**WHAT THE EXERCISE ASKS**
Pictures are not part of the copy; reproduce the remaining data exactly.

_ _ _ _ _

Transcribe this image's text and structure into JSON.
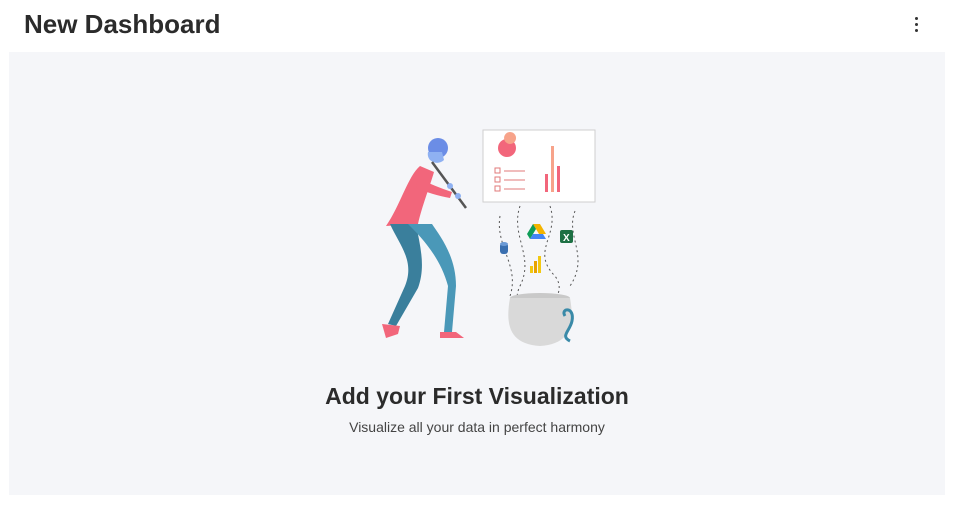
{
  "header": {
    "title": "New Dashboard",
    "menu_icon": "more-vertical-icon"
  },
  "empty_state": {
    "title": "Add your First Visualization",
    "subtitle": "Visualize all your data in perfect harmony",
    "illustration": "person-playing-flute-data-sources-illustration"
  },
  "colors": {
    "background": "#ffffff",
    "canvas": "#f5f6f9",
    "title_text": "#2b2b2b",
    "shirt": "#f2667b",
    "pants": "#3a8aa8",
    "skin": "#6b8de6",
    "pot": "#d9d9d9"
  }
}
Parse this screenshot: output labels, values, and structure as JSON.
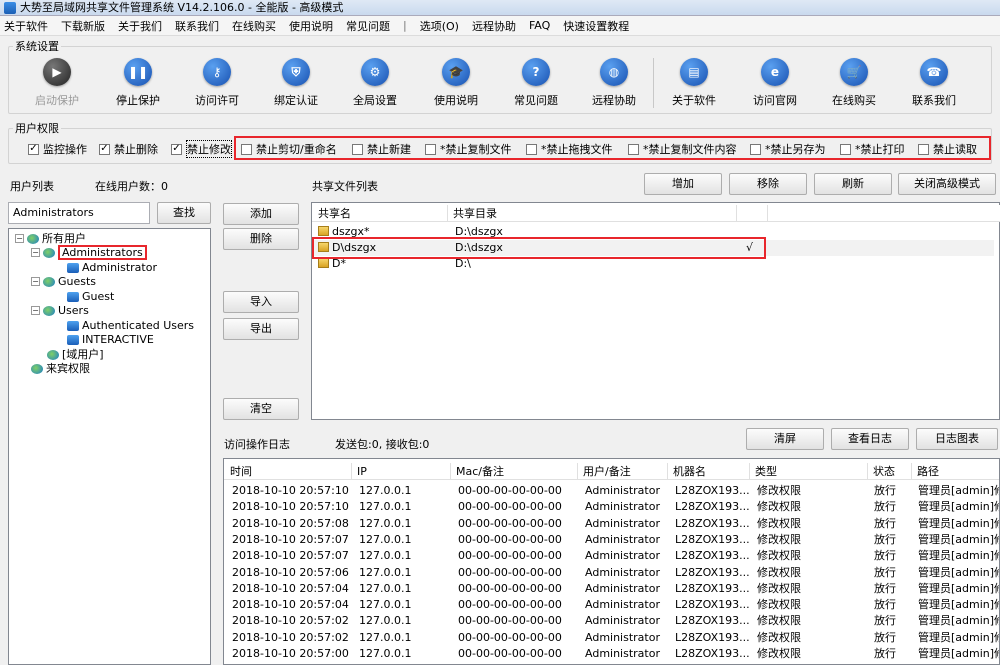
{
  "window": {
    "title": "大势至局域网共享文件管理系统 V14.2.106.0 - 全能版 - 高级模式"
  },
  "menu": [
    "关于软件",
    "下载新版",
    "关于我们",
    "联系我们",
    "在线购买",
    "使用说明",
    "常见问题",
    "|",
    "选项(O)",
    "远程协助",
    "FAQ",
    "快速设置教程"
  ],
  "system": {
    "legend": "系统设置",
    "toolbar": [
      {
        "label": "启动保护",
        "icon": "play-icon"
      },
      {
        "label": "停止保护",
        "icon": "pause-icon"
      },
      {
        "label": "访问许可",
        "icon": "key-icon"
      },
      {
        "label": "绑定认证",
        "icon": "shield-icon"
      },
      {
        "label": "全局设置",
        "icon": "gear-icon"
      },
      {
        "label": "使用说明",
        "icon": "graduation-cap-icon"
      },
      {
        "label": "常见问题",
        "icon": "question-icon"
      },
      {
        "label": "远程协助",
        "icon": "globe-icon"
      },
      {
        "label": "关于软件",
        "icon": "document-icon"
      },
      {
        "label": "访问官网",
        "icon": "browser-icon"
      },
      {
        "label": "在线购买",
        "icon": "cart-icon"
      },
      {
        "label": "联系我们",
        "icon": "phone-icon"
      }
    ]
  },
  "permissions": {
    "legend": "用户权限",
    "items": [
      {
        "label": "监控操作",
        "checked": true
      },
      {
        "label": "禁止删除",
        "checked": true
      },
      {
        "label": "禁止修改",
        "checked": true
      },
      {
        "label": "禁止剪切/重命名",
        "checked": false
      },
      {
        "label": "禁止新建",
        "checked": false
      },
      {
        "label": "*禁止复制文件",
        "checked": false
      },
      {
        "label": "*禁止拖拽文件",
        "checked": false
      },
      {
        "label": "*禁止复制文件内容",
        "checked": false
      },
      {
        "label": "*禁止另存为",
        "checked": false
      },
      {
        "label": "*禁止打印",
        "checked": false
      },
      {
        "label": "禁止读取",
        "checked": false
      }
    ]
  },
  "userlist": {
    "title": "用户列表",
    "online_label": "在线用户数：0",
    "search_value": "Administrators",
    "search_button": "查找",
    "tree": [
      "所有用户",
      "Administrators",
      "Administrator",
      "Guests",
      "Guest",
      "Users",
      "Authenticated Users",
      "INTERACTIVE",
      "[域用户]",
      "来宾权限"
    ]
  },
  "mid_buttons": {
    "add": "添加",
    "delete": "删除",
    "import": "导入",
    "export": "导出",
    "clear": "清空"
  },
  "shares": {
    "title": "共享文件列表",
    "buttons": {
      "add": "增加",
      "remove": "移除",
      "refresh": "刷新",
      "close_advanced": "关闭高级模式"
    },
    "columns": [
      "共享名",
      "共享目录"
    ],
    "rows": [
      {
        "name": "dszgx*",
        "dir": "D:\\dszgx",
        "mark": ""
      },
      {
        "name": "D\\dszgx",
        "dir": "D:\\dszgx",
        "mark": "√"
      },
      {
        "name": "D*",
        "dir": "D:\\",
        "mark": ""
      }
    ]
  },
  "log": {
    "title": "访问操作日志",
    "packets": "发送包:0, 接收包:0",
    "buttons": {
      "clear": "清屏",
      "view": "查看日志",
      "chart": "日志图表"
    },
    "columns": [
      "时间",
      "IP",
      "Mac/备注",
      "用户/备注",
      "机器名",
      "类型",
      "状态",
      "路径"
    ],
    "rows": [
      [
        "2018-10-10 20:57:10",
        "127.0.0.1",
        "00-00-00-00-00-00",
        "Administrator",
        "L28ZOX193...",
        "修改权限",
        "放行",
        "管理员[admin]修改"
      ],
      [
        "2018-10-10 20:57:10",
        "127.0.0.1",
        "00-00-00-00-00-00",
        "Administrator",
        "L28ZOX193...",
        "修改权限",
        "放行",
        "管理员[admin]修改"
      ],
      [
        "2018-10-10 20:57:08",
        "127.0.0.1",
        "00-00-00-00-00-00",
        "Administrator",
        "L28ZOX193...",
        "修改权限",
        "放行",
        "管理员[admin]修改"
      ],
      [
        "2018-10-10 20:57:07",
        "127.0.0.1",
        "00-00-00-00-00-00",
        "Administrator",
        "L28ZOX193...",
        "修改权限",
        "放行",
        "管理员[admin]修改"
      ],
      [
        "2018-10-10 20:57:07",
        "127.0.0.1",
        "00-00-00-00-00-00",
        "Administrator",
        "L28ZOX193...",
        "修改权限",
        "放行",
        "管理员[admin]修改"
      ],
      [
        "2018-10-10 20:57:06",
        "127.0.0.1",
        "00-00-00-00-00-00",
        "Administrator",
        "L28ZOX193...",
        "修改权限",
        "放行",
        "管理员[admin]修改"
      ],
      [
        "2018-10-10 20:57:04",
        "127.0.0.1",
        "00-00-00-00-00-00",
        "Administrator",
        "L28ZOX193...",
        "修改权限",
        "放行",
        "管理员[admin]修改"
      ],
      [
        "2018-10-10 20:57:04",
        "127.0.0.1",
        "00-00-00-00-00-00",
        "Administrator",
        "L28ZOX193...",
        "修改权限",
        "放行",
        "管理员[admin]修改"
      ],
      [
        "2018-10-10 20:57:02",
        "127.0.0.1",
        "00-00-00-00-00-00",
        "Administrator",
        "L28ZOX193...",
        "修改权限",
        "放行",
        "管理员[admin]修改"
      ],
      [
        "2018-10-10 20:57:02",
        "127.0.0.1",
        "00-00-00-00-00-00",
        "Administrator",
        "L28ZOX193...",
        "修改权限",
        "放行",
        "管理员[admin]修改"
      ],
      [
        "2018-10-10 20:57:00",
        "127.0.0.1",
        "00-00-00-00-00-00",
        "Administrator",
        "L28ZOX193...",
        "修改权限",
        "放行",
        "管理员[admin]修改"
      ]
    ]
  },
  "colors": {
    "highlight": "#e8262c",
    "icon_blue": "#1a5eb8"
  }
}
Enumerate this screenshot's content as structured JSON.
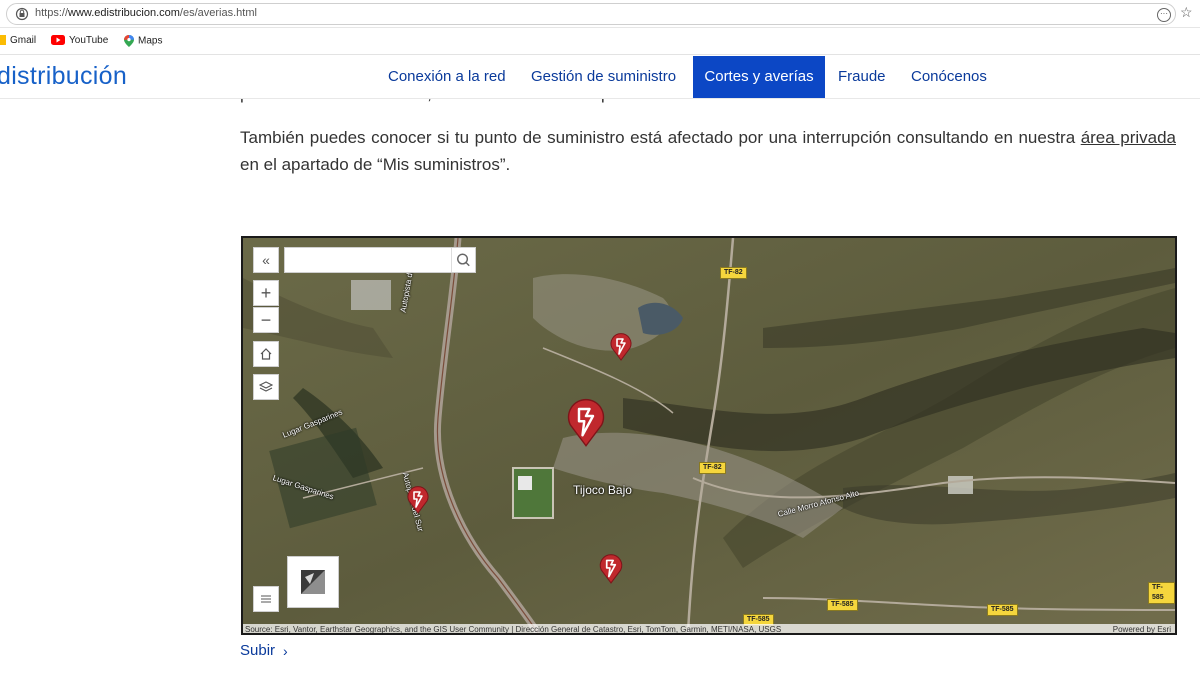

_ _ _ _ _

**ANSWER SPACE**
Transcribe this image's text and structure into JSON.
{
  "header": {
    "title": "New Dashboard",
    "menu_icon": "more-vertical-icon"
  },
  "empty_state": {
    "title": "Add your First Visualization",
    "subtitle": "Visualize all your data in perfect harmony",
    "illustration": "person-playing-flute-data-sources-illustration"
  },
  "colors": {
    "background": "#ffffff",
    "canvas": "#f5f6f9",
    "title_text": "#2b2b2b",
    "shirt": "#f2667b",
    "pants": "#3a8aa8",
    "skin": "#6b8de6",
    "pot": "#d9d9d9"
  }
}
Parse this screenshot: output labels, values, and structure as JSON.
{
  "window": {
    "title": "大势至局域网共享文件管理系统 V14.2.106.0 - 全能版 - 高级模式"
  },
  "menu": [
    "关于软件",
    "下载新版",
    "关于我们",
    "联系我们",
    "在线购买",
    "使用说明",
    "常见问题",
    "|",
    "选项(O)",
    "远程协助",
    "FAQ",
    "快速设置教程"
  ],
  "system": {
    "legend": "系统设置",
    "toolbar": [
      {
        "label": "启动保护",
        "icon": "play-icon"
      },
      {
        "label": "停止保护",
        "icon": "pause-icon"
      },
      {
        "label": "访问许可",
        "icon": "key-icon"
      },
      {
        "label": "绑定认证",
        "icon": "shield-icon"
      },
      {
        "label": "全局设置",
        "icon": "gear-icon"
      },
      {
        "label": "使用说明",
        "icon": "graduation-cap-icon"
      },
      {
        "label": "常见问题",
        "icon": "question-icon"
      },
      {
        "label": "远程协助",
        "icon": "globe-icon"
      },
      {
        "label": "关于软件",
        "icon": "document-icon"
      },
      {
        "label": "访问官网",
        "icon": "browser-icon"
      },
      {
        "label": "在线购买",
        "icon": "cart-icon"
      },
      {
        "label": "联系我们",
        "icon": "phone-icon"
      }
    ]
  },
  "permissions": {
    "legend": "用户权限",
    "items": [
      {
        "label": "监控操作",
        "checked": true
      },
      {
        "label": "禁止删除",
        "checked": true
      },
      {
        "label": "禁止修改",
        "checked": true
      },
      {
        "label": "禁止剪切/重命名",
        "checked": false
      },
      {
        "label": "禁止新建",
        "checked": false
      },
      {
        "label": "*禁止复制文件",
        "checked": false
      },
      {
        "label": "*禁止拖拽文件",
        "checked": false
      },
      {
        "label": "*禁止复制文件内容",
        "checked": false
      },
      {
        "label": "*禁止另存为",
        "checked": false
      },
      {
        "label": "*禁止打印",
        "checked": false
      },
      {
        "label": "禁止读取",
        "checked": false
      }
    ]
  },
  "userlist": {
    "title": "用户列表",
    "online_label": "在线用户数：0",
    "search_value": "Administrators",
    "search_button": "查找",
    "tree": [
      "所有用户",
      "Administrators",
      "Administrator",
      "Guests",
      "Guest",
      "Users",
      "Authenticated Users",
      "INTERACTIVE",
      "[域用户]",
      "来宾权限"
    ]
  },
  "mid_buttons": {
    "add": "添加",
    "delete": "删除",
    "import": "导入",
    "export": "导出",
    "clear": "清空"
  },
  "shares": {
    "title": "共享文件列表",
    "buttons": {
      "add": "增加",
      "remove": "移除",
      "refresh": "刷新",
      "close_advanced": "关闭高级模式"
    },
    "columns": [
      "共享名",
      "共享目录"
    ],
    "rows": [
      {
        "name": "dszgx*",
        "dir": "D:\\dszgx",
        "mark": ""
      },
      {
        "name": "D\\dszgx",
        "dir": "D:\\dszgx",
        "mark": "√"
      },
      {
        "name": "D*",
        "dir": "D:\\",
        "mark": ""
      }
    ]
  },
  "log": {
    "title": "访问操作日志",
    "packets": "发送包:0, 接收包:0",
    "buttons": {
      "clear": "清屏",
      "view": "查看日志",
      "chart": "日志图表"
    },
    "columns": [
      "时间",
      "IP",
      "Mac/备注",
      "用户/备注",
      "机器名",
      "类型",
      "状态",
      "路径"
    ],
    "rows": [
      [
        "2018-10-10 20:57:10",
        "127.0.0.1",
        "00-00-00-00-00-00",
        "Administrator",
        "L28ZOX193...",
        "修改权限",
        "放行",
        "管理员[admin]修改"
      ],
      [
        "2018-10-10 20:57:10",
        "127.0.0.1",
        "00-00-00-00-00-00",
        "Administrator",
        "L28ZOX193...",
        "修改权限",
        "放行",
        "管理员[admin]修改"
      ],
      [
        "2018-10-10 20:57:08",
        "127.0.0.1",
        "00-00-00-00-00-00",
        "Administrator",
        "L28ZOX193...",
        "修改权限",
        "放行",
        "管理员[admin]修改"
      ],
      [
        "2018-10-10 20:57:07",
        "127.0.0.1",
        "00-00-00-00-00-00",
        "Administrator",
        "L28ZOX193...",
        "修改权限",
        "放行",
        "管理员[admin]修改"
      ],
      [
        "2018-10-10 20:57:07",
        "127.0.0.1",
        "00-00-00-00-00-00",
        "Administrator",
        "L28ZOX193...",
        "修改权限",
        "放行",
        "管理员[admin]修改"
      ],
      [
        "2018-10-10 20:57:06",
        "127.0.0.1",
        "00-00-00-00-00-00",
        "Administrator",
        "L28ZOX193...",
        "修改权限",
        "放行",
        "管理员[admin]修改"
      ],
      [
        "2018-10-10 20:57:04",
        "127.0.0.1",
        "00-00-00-00-00-00",
        "Administrator",
        "L28ZOX193...",
        "修改权限",
        "放行",
        "管理员[admin]修改"
      ],
      [
        "2018-10-10 20:57:04",
        "127.0.0.1",
        "00-00-00-00-00-00",
        "Administrator",
        "L28ZOX193...",
        "修改权限",
        "放行",
        "管理员[admin]修改"
      ],
      [
        "2018-10-10 20:57:02",
        "127.0.0.1",
        "00-00-00-00-00-00",
        "Administrator",
        "L28ZOX193...",
        "修改权限",
        "放行",
        "管理员[admin]修改"
      ],
      [
        "2018-10-10 20:57:02",
        "127.0.0.1",
        "00-00-00-00-00-00",
        "Administrator",
        "L28ZOX193...",
        "修改权限",
        "放行",
        "管理员[admin]修改"
      ],
      [
        "2018-10-10 20:57:00",
        "127.0.0.1",
        "00-00-00-00-00-00",
        "Administrator",
        "L28ZOX193...",
        "修改权限",
        "放行",
        "管理员[admin]修改"
      ]
    ]
  },
  "colors": {
    "highlight": "#e8262c",
    "icon_blue": "#1a5eb8"
  }
}
Enumerate this screenshot's content as structured JSON.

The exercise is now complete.